Anatomical Therapeutic Chemical Classification System
The Anatomical Therapeutic Chemical (ATC) Classification System is used for the
- EphMRA Anatomical Classification (ATC and NFC)
- ATC Code List
- Classification of Pharmaco-Therapeutic Referrals (CPR)
- Family medicine / Family practice
- General practice
- ICD-10 International Classification of Diseases
- International Classification of Primary Care (ICPC-2) / ICPC-2 PLUS
- Medical classification
- Pharmaceutical care
- Pharmacist / Pharmacy
- Primary care
- Referral (medicine)
ATC follows guidelines  in creating new codes for newly approved drugs. In order to create a new ATC code, an application has to be sent to ATC. New ATC codes are published twice annually. A formal release of new ATC edition occurs once a year.

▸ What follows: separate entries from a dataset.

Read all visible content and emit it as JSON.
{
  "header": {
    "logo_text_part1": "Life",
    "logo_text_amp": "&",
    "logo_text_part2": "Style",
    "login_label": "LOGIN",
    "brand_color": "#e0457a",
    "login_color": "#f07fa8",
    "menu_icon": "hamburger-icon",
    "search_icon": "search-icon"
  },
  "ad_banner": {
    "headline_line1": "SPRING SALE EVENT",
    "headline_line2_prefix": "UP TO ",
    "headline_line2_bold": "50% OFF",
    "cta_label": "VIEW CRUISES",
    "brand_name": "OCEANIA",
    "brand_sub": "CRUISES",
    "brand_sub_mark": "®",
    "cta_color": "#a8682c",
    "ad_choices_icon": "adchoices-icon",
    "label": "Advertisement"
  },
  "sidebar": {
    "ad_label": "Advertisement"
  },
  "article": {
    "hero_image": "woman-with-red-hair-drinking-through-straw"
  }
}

Updates to ATC
National issues of the ATC classification, such as the German Anatomisch-therapeutisch-chemische Klassifikation mit Tagesdosen, may include additional codes and DDDs not present in the WHO version.
The ATC system also includes defined daily doses (DDDs) for many drugs. This is a measurement of drug consumption based on the usual daily dose for a given drug. According to the definition, "[t]he DDD is the assumed average maintenance dose per day for a drug used for its main indication in adults."
Defined daily dose
The Anatomical Therapeutic Chemical Classification System for veterinary medicinal products (ATCvet) is used to classify veterinary drugs. ATCvet codes can be created by placing the letter Q in front of the ATC code of most human medications. For example, furosemide for veterinary use has the code QC03CA01.
Example: C03CA01 Furosemide
The fifth level of the code indicates the chemical substance and consists of two digits.
Example: C03CA Sulfonamides
The fourth level of the code indicates the chemical/therapeutic/pharmacological subgroup and consists of one letter.
Example: C03C High-ceiling diuretics
The third level of the code indicates the therapeutic/pharmacological subgroup and consists of one letter.
The second level of the code indicates the therapeutic main group and consists of two digits.
|A||Alimentary tract and metabolism|
|B||Blood and blood forming organs|
|G||Genito-urinary system and sex hormones|
|H||Systemic hormonal preparations, excluding sex hormones and insulins|
|J||Antiinfectives for systemic use|
|L||Antineoplastic and immunomodulating agents|
|P||Antiparasitic products, insecticides and repellents|
The first level of the code indicates the anatomical main group and consists of one letter. There are 14 main groups:
In this system, drugs are classified into groups at 5 different levels:
- First level 1.1
- Second level 1.2
- Third level 1.3
- Fourth level 1.4
- Fifth level 1.5
- ATCvet 1.6
- Defined daily dose 2
- Purpose 3
- National adaptations 4
- Updates to ATC 5
- See also 6
- References 7
- External links 8
This therapeutic and chemical characteristics. Each bottom-level ATC code stands for a pharmaceutically used substance, or a combination of substances, in a single indication (or use). This means that one drug can have more than one code: acetylsalicylic acid (aspirin), for example, has A01 as a drug for local oral treatment, B01 as a platelet inhibitor, and N02 as an analgesic and antipyretic. On the other hand, several different brands share the same code if they have the same active substance and indications.